Twitter can help to improve TV ratings according to a new study released by the research experts at Nielsen.

Nielsen’s figures reveal a “two-way causal influence” between broadcast TV tune-in and the conversation on Twitter around the programme.

“Using time series analysis, we saw a statistically significant causal influence indicating that a spike in TV ratings can increase the volume of tweets, and, conversely, a spike in tweets can increase tune-in,” said Paul Donato, Nielsen’s chief research officer.

The study analysed 221 episodes of primetime shows and found that TV ratings directly affected the number of related tweets in 48 per cent of the episodes examined.

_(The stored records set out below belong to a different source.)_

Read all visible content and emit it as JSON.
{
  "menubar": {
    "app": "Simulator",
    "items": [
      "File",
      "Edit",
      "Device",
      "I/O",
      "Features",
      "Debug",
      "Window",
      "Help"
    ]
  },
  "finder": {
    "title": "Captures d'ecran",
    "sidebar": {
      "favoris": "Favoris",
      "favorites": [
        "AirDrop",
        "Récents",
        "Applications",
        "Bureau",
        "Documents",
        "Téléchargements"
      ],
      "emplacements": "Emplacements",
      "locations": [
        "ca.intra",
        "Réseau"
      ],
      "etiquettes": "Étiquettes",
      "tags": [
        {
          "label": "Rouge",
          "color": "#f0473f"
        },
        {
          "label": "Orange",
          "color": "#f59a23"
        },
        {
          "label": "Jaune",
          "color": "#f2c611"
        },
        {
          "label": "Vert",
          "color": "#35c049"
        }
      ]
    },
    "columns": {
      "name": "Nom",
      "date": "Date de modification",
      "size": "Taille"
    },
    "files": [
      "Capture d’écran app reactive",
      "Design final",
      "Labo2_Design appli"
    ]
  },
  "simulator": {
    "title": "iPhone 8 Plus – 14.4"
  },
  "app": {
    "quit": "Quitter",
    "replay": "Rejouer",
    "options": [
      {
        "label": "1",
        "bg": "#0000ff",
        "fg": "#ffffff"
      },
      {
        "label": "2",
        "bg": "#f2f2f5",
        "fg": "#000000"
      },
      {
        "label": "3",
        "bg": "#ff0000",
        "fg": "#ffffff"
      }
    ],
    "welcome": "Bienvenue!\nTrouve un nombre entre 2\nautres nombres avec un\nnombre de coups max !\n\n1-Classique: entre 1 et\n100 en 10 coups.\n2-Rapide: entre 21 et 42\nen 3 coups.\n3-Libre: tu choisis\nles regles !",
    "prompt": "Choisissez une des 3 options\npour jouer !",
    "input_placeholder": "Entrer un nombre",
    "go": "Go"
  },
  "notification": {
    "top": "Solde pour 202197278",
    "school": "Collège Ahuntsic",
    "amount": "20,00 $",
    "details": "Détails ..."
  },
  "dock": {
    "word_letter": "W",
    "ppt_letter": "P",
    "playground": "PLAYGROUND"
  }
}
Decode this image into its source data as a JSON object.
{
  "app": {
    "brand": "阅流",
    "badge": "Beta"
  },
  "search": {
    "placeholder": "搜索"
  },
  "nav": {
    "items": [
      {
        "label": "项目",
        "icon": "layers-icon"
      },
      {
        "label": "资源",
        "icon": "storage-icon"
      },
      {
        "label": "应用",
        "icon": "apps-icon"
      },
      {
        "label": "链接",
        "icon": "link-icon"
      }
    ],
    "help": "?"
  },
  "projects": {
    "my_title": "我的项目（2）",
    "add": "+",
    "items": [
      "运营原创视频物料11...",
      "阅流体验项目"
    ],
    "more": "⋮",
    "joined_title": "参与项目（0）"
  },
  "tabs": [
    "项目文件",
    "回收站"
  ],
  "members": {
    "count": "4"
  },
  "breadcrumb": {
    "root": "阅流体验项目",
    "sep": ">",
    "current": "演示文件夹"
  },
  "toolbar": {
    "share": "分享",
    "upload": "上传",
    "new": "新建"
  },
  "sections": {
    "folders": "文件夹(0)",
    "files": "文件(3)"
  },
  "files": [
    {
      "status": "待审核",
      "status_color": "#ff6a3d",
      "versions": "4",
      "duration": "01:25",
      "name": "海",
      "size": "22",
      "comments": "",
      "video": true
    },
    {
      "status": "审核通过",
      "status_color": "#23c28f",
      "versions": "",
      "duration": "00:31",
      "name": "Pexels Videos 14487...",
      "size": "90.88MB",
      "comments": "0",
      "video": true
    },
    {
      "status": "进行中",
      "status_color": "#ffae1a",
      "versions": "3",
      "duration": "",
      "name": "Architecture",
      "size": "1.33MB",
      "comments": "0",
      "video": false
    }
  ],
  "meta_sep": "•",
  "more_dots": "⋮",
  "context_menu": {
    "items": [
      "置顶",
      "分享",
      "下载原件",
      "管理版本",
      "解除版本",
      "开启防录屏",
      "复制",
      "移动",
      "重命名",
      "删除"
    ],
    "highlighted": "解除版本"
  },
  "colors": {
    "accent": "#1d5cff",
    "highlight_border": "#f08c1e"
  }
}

In addition, the volume of tweets brought on changes in live TV ratings for 29 per cent of episodes.

“This rigorous, research-based approach provides our clients and the media industry with a better understanding of the interplay between Twitter and broadcast TV viewing,” Donato added.

Twitter stated the evidence merely confirmed what their TV partners have been telling them for some time and serves to backup Twitter’s decision to invest “heavily” in TV.

"These results substantiate what many of our TV partners have been telling us anecdotally for years: namely, that Twitter drives tune-in, especially for live, linear television programming,” said Ali Rowghani, COO at Twitter.

Twitter isn’t the only social firm to be taking TV seriously with Facebook among those trying to use it as a revenue stream. Just last week rumours emerged that Facebook is looking at offering TV advertising on its site with the plan to sell 15-second slots for up to $2.6 million [£1.6 million] per day.

TV advertising still dwarfs Internet advertising with figures showing the TV ad spend will reach $63.6 billion [£41.85 billion] in 2013 with Internet ads expected to generate just $36.2 billion [£23.8 billion] in comparison.